A cogent, comprehensive, and sweeping account of Napoleon’s dismantling of the French Revolution, giving new insight into this critical period of French history.
The French Revolution facilitated the rise of Napoleon Bonaparte, but after gaining power he knew that his first task was to end it. In this book William Doyle describes how he did so, beginning with the three large issues that had destabilized revolutionary France: war, religion, and monarchy. Doyle shows how, as First Consul of the Republic, Napoleon resolved these issues: first by winning the war, then by forging peace with the Church, and finally by making himself a monarch. Napoleon at Peace ends by discussing Napoleon’s one great failure—his attempt to restore the colonial empire destroyed by war and slave rebellion.
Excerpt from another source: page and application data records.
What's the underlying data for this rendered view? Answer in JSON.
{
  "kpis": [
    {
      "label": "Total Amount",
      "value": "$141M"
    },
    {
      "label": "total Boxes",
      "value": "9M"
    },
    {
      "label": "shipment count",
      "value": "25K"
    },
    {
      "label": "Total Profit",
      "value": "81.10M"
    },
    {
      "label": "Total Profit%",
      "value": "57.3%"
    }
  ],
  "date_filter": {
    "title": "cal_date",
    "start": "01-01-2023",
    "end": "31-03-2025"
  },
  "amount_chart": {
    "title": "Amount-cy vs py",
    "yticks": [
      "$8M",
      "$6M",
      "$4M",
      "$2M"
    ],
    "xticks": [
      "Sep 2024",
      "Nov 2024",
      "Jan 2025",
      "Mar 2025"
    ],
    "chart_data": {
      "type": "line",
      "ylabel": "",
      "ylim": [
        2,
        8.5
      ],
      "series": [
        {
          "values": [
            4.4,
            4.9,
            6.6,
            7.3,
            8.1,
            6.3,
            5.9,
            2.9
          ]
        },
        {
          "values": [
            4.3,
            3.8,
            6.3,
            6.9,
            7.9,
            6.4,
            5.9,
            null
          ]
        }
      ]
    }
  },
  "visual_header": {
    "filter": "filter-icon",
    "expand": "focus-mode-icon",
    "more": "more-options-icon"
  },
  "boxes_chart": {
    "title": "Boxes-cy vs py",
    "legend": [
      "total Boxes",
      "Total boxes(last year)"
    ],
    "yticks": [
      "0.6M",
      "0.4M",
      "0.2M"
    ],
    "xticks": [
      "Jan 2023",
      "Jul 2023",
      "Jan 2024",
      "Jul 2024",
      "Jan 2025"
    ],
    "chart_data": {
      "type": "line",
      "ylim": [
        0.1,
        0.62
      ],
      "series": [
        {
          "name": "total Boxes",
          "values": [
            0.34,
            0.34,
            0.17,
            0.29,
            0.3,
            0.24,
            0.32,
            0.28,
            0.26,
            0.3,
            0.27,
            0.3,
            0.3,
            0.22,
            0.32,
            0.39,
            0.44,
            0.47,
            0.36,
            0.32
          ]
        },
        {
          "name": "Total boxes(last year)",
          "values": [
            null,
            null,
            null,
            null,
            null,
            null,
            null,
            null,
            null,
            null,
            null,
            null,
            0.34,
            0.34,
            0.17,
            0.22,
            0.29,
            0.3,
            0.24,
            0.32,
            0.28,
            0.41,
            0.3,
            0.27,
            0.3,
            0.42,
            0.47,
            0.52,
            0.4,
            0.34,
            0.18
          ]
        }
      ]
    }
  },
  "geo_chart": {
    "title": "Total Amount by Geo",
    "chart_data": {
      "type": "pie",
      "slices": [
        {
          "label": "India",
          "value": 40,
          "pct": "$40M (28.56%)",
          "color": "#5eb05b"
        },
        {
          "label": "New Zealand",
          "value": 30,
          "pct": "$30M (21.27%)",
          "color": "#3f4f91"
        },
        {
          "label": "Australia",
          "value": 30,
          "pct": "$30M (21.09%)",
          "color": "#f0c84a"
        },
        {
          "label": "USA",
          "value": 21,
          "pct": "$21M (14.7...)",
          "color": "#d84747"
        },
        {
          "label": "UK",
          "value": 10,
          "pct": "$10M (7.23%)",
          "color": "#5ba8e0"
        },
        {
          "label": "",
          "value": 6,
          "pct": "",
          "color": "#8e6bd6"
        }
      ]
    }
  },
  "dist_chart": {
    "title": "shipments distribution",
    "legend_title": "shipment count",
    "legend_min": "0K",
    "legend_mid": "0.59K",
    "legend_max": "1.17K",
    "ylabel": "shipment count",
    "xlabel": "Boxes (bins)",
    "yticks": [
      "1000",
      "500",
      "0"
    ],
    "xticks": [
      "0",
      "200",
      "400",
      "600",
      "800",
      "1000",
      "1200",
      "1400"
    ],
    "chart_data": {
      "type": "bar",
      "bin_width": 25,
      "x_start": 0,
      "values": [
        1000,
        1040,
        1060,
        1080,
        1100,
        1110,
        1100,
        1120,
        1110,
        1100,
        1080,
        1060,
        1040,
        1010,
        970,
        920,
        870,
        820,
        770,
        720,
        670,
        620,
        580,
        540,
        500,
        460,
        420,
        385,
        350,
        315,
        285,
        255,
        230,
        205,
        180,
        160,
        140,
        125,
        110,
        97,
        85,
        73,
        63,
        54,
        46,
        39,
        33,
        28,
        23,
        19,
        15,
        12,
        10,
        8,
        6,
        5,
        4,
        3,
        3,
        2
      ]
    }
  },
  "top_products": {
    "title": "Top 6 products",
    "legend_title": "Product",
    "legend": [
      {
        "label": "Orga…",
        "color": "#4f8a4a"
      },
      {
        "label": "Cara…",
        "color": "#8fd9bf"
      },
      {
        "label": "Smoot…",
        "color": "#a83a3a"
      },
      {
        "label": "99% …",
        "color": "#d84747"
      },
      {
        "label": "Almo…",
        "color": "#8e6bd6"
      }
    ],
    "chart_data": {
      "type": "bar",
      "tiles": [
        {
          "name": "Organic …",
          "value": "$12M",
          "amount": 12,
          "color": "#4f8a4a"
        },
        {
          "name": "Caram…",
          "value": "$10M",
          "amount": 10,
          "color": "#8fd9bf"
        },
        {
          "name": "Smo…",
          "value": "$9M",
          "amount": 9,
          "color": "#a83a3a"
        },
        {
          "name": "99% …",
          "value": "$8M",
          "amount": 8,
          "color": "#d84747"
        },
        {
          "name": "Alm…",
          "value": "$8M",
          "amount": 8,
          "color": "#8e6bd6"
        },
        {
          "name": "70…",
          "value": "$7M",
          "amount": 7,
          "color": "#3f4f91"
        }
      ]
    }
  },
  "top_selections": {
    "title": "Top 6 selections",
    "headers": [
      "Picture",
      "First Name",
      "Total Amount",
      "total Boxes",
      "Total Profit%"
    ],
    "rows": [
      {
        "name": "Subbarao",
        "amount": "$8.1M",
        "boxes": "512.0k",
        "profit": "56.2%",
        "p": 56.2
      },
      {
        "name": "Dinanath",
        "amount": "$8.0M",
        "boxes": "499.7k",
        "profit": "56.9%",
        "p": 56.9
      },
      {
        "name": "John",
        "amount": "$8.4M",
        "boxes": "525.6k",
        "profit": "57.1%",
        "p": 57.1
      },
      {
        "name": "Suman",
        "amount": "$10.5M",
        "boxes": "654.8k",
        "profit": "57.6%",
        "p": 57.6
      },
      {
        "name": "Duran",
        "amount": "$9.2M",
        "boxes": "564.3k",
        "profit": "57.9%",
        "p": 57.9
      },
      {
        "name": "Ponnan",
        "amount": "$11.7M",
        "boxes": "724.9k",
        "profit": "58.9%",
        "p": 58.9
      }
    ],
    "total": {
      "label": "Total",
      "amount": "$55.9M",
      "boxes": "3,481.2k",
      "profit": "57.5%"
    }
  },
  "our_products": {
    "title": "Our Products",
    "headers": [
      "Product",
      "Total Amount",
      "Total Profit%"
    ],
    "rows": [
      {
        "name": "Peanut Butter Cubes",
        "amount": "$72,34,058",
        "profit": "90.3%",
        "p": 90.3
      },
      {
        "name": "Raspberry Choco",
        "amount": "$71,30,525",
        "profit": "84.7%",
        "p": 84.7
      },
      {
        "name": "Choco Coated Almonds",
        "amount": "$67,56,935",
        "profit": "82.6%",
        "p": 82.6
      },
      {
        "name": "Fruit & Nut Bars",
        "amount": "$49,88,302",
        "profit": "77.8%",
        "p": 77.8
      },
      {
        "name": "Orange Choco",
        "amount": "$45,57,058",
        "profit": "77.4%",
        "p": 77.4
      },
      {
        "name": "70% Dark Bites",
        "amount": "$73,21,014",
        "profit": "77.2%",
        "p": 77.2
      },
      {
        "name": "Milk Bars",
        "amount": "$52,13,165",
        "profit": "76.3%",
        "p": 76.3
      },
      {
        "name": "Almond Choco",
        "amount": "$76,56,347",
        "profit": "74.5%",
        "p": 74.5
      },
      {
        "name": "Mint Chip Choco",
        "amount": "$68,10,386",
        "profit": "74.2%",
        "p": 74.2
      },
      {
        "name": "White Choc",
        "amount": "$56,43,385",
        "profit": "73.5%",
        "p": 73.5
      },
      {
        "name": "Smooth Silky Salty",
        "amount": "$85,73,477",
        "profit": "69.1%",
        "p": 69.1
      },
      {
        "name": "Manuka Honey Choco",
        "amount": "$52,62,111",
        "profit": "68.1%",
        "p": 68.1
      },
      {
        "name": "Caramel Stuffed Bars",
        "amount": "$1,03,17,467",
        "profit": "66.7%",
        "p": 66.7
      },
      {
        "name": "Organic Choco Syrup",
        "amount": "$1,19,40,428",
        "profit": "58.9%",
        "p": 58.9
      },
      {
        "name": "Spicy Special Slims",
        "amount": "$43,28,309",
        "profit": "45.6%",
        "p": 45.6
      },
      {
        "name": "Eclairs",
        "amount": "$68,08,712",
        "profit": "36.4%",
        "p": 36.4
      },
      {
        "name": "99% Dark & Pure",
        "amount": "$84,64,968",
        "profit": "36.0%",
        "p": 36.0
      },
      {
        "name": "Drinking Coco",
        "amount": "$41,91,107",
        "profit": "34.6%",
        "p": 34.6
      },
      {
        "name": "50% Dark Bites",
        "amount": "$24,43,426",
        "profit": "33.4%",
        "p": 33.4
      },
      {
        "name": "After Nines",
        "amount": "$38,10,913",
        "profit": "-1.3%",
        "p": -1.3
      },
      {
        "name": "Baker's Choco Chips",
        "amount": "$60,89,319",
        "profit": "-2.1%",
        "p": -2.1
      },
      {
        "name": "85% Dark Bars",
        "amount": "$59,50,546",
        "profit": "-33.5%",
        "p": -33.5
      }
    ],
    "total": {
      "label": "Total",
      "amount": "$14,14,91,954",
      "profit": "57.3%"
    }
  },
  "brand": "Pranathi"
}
By the time this endeavor was abandoned, the fragile peace with Great Britain had broken down, and the Napoleonic wars had begun.